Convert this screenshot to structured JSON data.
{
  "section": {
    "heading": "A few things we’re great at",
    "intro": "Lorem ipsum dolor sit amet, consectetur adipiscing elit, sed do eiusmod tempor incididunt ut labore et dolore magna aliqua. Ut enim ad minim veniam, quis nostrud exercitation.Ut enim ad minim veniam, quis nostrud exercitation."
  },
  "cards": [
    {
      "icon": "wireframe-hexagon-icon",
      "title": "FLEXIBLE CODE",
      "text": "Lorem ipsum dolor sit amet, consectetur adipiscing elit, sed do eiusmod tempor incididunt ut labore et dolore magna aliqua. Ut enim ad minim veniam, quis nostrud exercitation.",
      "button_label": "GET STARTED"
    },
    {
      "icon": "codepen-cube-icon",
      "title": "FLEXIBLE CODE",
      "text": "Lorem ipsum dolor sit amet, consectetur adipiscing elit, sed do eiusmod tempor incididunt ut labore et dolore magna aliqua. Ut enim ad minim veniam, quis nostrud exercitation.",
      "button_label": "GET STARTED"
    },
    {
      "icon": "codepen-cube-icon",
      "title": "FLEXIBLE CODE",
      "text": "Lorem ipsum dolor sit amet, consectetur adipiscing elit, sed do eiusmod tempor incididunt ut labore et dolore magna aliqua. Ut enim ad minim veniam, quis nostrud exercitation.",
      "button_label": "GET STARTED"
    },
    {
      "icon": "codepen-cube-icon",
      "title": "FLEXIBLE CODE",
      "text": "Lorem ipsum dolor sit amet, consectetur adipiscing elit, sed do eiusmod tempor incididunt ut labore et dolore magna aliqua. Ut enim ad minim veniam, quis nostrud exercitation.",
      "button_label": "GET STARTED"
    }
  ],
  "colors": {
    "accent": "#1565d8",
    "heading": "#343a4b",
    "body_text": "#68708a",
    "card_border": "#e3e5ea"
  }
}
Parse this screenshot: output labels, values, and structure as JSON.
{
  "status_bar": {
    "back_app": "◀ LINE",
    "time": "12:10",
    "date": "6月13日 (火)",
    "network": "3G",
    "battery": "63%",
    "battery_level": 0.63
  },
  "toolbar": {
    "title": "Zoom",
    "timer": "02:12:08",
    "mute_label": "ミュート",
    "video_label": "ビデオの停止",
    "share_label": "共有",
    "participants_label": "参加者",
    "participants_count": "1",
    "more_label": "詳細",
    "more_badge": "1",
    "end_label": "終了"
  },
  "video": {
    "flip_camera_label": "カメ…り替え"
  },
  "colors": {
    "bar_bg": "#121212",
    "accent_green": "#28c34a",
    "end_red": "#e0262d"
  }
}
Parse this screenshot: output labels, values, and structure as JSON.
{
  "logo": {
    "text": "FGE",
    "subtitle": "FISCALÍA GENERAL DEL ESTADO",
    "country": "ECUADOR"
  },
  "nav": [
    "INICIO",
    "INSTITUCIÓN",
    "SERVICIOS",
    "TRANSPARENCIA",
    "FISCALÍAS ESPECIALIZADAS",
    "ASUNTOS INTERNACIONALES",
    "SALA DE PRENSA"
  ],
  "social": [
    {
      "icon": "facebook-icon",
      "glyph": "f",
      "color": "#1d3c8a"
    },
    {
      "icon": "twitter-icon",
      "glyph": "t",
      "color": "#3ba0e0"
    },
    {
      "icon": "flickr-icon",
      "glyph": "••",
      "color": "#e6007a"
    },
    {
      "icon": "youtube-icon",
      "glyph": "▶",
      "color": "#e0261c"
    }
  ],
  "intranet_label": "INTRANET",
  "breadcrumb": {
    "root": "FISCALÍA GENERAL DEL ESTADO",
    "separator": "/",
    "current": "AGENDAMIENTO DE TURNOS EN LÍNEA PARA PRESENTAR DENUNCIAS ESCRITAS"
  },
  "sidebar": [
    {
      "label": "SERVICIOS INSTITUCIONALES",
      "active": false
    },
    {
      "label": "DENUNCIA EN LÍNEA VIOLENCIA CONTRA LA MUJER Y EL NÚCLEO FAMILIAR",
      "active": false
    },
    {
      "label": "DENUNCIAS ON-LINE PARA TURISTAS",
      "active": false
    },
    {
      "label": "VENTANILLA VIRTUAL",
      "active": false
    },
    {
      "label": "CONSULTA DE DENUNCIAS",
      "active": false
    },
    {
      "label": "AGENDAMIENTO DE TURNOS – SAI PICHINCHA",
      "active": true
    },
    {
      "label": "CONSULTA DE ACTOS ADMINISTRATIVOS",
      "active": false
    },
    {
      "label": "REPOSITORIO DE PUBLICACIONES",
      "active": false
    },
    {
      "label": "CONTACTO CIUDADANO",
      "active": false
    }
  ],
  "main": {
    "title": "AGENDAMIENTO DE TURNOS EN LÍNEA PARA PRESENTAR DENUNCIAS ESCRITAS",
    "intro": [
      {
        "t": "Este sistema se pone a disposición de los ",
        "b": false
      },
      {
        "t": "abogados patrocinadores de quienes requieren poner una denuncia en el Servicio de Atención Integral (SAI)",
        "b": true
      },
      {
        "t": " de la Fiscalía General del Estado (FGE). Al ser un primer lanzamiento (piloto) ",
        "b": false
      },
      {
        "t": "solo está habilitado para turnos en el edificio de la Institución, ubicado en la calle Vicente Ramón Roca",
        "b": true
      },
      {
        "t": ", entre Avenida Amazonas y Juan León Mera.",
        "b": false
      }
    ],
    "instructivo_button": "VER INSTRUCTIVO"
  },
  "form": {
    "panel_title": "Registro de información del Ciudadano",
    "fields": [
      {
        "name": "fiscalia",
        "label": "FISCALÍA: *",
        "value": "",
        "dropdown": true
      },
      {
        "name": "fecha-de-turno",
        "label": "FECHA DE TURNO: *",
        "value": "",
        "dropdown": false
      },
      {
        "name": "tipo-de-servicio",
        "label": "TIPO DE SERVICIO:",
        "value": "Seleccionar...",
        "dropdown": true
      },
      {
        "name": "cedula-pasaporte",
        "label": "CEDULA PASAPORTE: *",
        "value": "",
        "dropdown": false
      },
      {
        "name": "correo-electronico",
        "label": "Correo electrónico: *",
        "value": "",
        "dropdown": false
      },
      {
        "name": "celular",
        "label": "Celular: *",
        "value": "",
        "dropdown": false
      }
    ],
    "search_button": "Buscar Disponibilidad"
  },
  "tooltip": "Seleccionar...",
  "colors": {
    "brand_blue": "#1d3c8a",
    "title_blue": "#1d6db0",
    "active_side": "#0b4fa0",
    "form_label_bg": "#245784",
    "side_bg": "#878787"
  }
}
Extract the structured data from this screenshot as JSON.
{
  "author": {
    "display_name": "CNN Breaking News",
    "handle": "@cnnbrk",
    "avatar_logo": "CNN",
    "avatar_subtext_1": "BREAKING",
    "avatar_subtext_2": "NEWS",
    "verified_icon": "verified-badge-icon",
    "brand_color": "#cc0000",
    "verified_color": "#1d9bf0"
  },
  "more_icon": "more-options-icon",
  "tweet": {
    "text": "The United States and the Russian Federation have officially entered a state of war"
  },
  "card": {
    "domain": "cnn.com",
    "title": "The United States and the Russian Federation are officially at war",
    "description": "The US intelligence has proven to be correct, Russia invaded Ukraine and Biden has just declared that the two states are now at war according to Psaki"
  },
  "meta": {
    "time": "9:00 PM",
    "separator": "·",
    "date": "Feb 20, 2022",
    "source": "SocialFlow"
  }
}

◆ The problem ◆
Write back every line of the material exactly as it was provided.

◆ Solved exercise ◆
Convert this screenshot to structured JSON data.
{
  "section": {
    "heading": "A few things we’re great at",
    "intro": "Lorem ipsum dolor sit amet, consectetur adipiscing elit, sed do eiusmod tempor incididunt ut labore et dolore magna aliqua. Ut enim ad minim veniam, quis nostrud exercitation.Ut enim ad minim veniam, quis nostrud exercitation."
  },
  "cards": [
    {
      "icon": "wireframe-hexagon-icon",
      "title": "FLEXIBLE CODE",
      "text": "Lorem ipsum dolor sit amet, consectetur adipiscing elit, sed do eiusmod tempor incididunt ut labore et dolore magna aliqua. Ut enim ad minim veniam, quis nostrud exercitation.",
      "button_label": "GET STARTED"
    },
    {
      "icon": "codepen-cube-icon",
      "title": "FLEXIBLE CODE",
      "text": "Lorem ipsum dolor sit amet, consectetur adipiscing elit, sed do eiusmod tempor incididunt ut labore et dolore magna aliqua. Ut enim ad minim veniam, quis nostrud exercitation.",
      "button_label": "GET STARTED"
    },
    {
      "icon": "codepen-cube-icon",
      "title": "FLEXIBLE CODE",
      "text": "Lorem ipsum dolor sit amet, consectetur adipiscing elit, sed do eiusmod tempor incididunt ut labore et dolore magna aliqua. Ut enim ad minim veniam, quis nostrud exercitation.",
      "button_label": "GET STARTED"
    },
    {
      "icon": "codepen-cube-icon",
      "title": "FLEXIBLE CODE",
      "text": "Lorem ipsum dolor sit amet, consectetur adipiscing elit, sed do eiusmod tempor incididunt ut labore et dolore magna aliqua. Ut enim ad minim veniam, quis nostrud exercitation.",
      "button_label": "GET STARTED"
    }
  ],
  "colors": {
    "accent": "#1565d8",
    "heading": "#343a4b",
    "body_text": "#68708a",
    "card_border": "#e3e5ea"
  }
}
Parse this screenshot: output labels, values, and structure as JSON.
{
  "status_bar": {
    "back_app": "◀ LINE",
    "time": "12:10",
    "date": "6月13日 (火)",
    "network": "3G",
    "battery": "63%",
    "battery_level": 0.63
  },
  "toolbar": {
    "title": "Zoom",
    "timer": "02:12:08",
    "mute_label": "ミュート",
    "video_label": "ビデオの停止",
    "share_label": "共有",
    "participants_label": "参加者",
    "participants_count": "1",
    "more_label": "詳細",
    "more_badge": "1",
    "end_label": "終了"
  },
  "video": {
    "flip_camera_label": "カメ…り替え"
  },
  "colors": {
    "bar_bg": "#121212",
    "accent_green": "#28c34a",
    "end_red": "#e0262d"
  }
}
Parse this screenshot: output labels, values, and structure as JSON.
{
  "logo": {
    "text": "FGE",
    "subtitle": "FISCALÍA GENERAL DEL ESTADO",
    "country": "ECUADOR"
  },
  "nav": [
    "INICIO",
    "INSTITUCIÓN",
    "SERVICIOS",
    "TRANSPARENCIA",
    "FISCALÍAS ESPECIALIZADAS",
    "ASUNTOS INTERNACIONALES",
    "SALA DE PRENSA"
  ],
  "social": [
    {
      "icon": "facebook-icon",
      "glyph": "f",
      "color": "#1d3c8a"
    },
    {
      "icon": "twitter-icon",
      "glyph": "t",
      "color": "#3ba0e0"
    },
    {
      "icon": "flickr-icon",
      "glyph": "••",
      "color": "#e6007a"
    },
    {
      "icon": "youtube-icon",
      "glyph": "▶",
      "color": "#e0261c"
    }
  ],
  "intranet_label": "INTRANET",
  "breadcrumb": {
    "root": "FISCALÍA GENERAL DEL ESTADO",
    "separator": "/",
    "current": "AGENDAMIENTO DE TURNOS EN LÍNEA PARA PRESENTAR DENUNCIAS ESCRITAS"
  },
  "sidebar": [
    {
      "label": "SERVICIOS INSTITUCIONALES",
      "active": false
    },
    {
      "label": "DENUNCIA EN LÍNEA VIOLENCIA CONTRA LA MUJER Y EL NÚCLEO FAMILIAR",
      "active": false
    },
    {
      "label": "DENUNCIAS ON-LINE PARA TURISTAS",
      "active": false
    },
    {
      "label": "VENTANILLA VIRTUAL",
      "active": false
    },
    {
      "label": "CONSULTA DE DENUNCIAS",
      "active": false
    },
    {
      "label": "AGENDAMIENTO DE TURNOS – SAI PICHINCHA",
      "active": true
    },
    {
      "label": "CONSULTA DE ACTOS ADMINISTRATIVOS",
      "active": false
    },
    {
      "label": "REPOSITORIO DE PUBLICACIONES",
      "active": false
    },
    {
      "label": "CONTACTO CIUDADANO",
      "active": false
    }
  ],
  "main": {
    "title": "AGENDAMIENTO DE TURNOS EN LÍNEA PARA PRESENTAR DENUNCIAS ESCRITAS",
    "intro": [
      {
        "t": "Este sistema se pone a disposición de los ",
        "b": false
      },
      {
        "t": "abogados patrocinadores de quienes requieren poner una denuncia en el Servicio de Atención Integral (SAI)",
        "b": true
      },
      {
        "t": " de la Fiscalía General del Estado (FGE). Al ser un primer lanzamiento (piloto) ",
        "b": false
      },
      {
        "t": "solo está habilitado para turnos en el edificio de la Institución, ubicado en la calle Vicente Ramón Roca",
        "b": true
      },
      {
        "t": ", entre Avenida Amazonas y Juan León Mera.",
        "b": false
      }
    ],
    "instructivo_button": "VER INSTRUCTIVO"
  },
  "form": {
    "panel_title": "Registro de información del Ciudadano",
    "fields": [
      {
        "name": "fiscalia",
        "label": "FISCALÍA: *",
        "value": "",
        "dropdown": true
      },
      {
        "name": "fecha-de-turno",
        "label": "FECHA DE TURNO: *",
        "value": "",
        "dropdown": false
      },
      {
        "name": "tipo-de-servicio",
        "label": "TIPO DE SERVICIO:",
        "value": "Seleccionar...",
        "dropdown": true
      },
      {
        "name": "cedula-pasaporte",
        "label": "CEDULA PASAPORTE: *",
        "value": "",
        "dropdown": false
      },
      {
        "name": "correo-electronico",
        "label": "Correo electrónico: *",
        "value": "",
        "dropdown": false
      },
      {
        "name": "celular",
        "label": "Celular: *",
        "value": "",
        "dropdown": false
      }
    ],
    "search_button": "Buscar Disponibilidad"
  },
  "tooltip": "Seleccionar...",
  "colors": {
    "brand_blue": "#1d3c8a",
    "title_blue": "#1d6db0",
    "active_side": "#0b4fa0",
    "form_label_bg": "#245784",
    "side_bg": "#878787"
  }
}
Extract the structured data from this screenshot as JSON.
{
  "author": {
    "display_name": "CNN Breaking News",
    "handle": "@cnnbrk",
    "avatar_logo": "CNN",
    "avatar_subtext_1": "BREAKING",
    "avatar_subtext_2": "NEWS",
    "verified_icon": "verified-badge-icon",
    "brand_color": "#cc0000",
    "verified_color": "#1d9bf0"
  },
  "more_icon": "more-options-icon",
  "tweet": {
    "text": "The United States and the Russian Federation have officially entered a state of war"
  },
  "card": {
    "domain": "cnn.com",
    "title": "The United States and the Russian Federation are officially at war",
    "description": "The US intelligence has proven to be correct, Russia invaded Ukraine and Biden has just declared that the two states are now at war according to Psaki"
  },
  "meta": {
    "time": "9:00 PM",
    "separator": "·",
    "date": "Feb 20, 2022",
    "source": "SocialFlow"
  }
}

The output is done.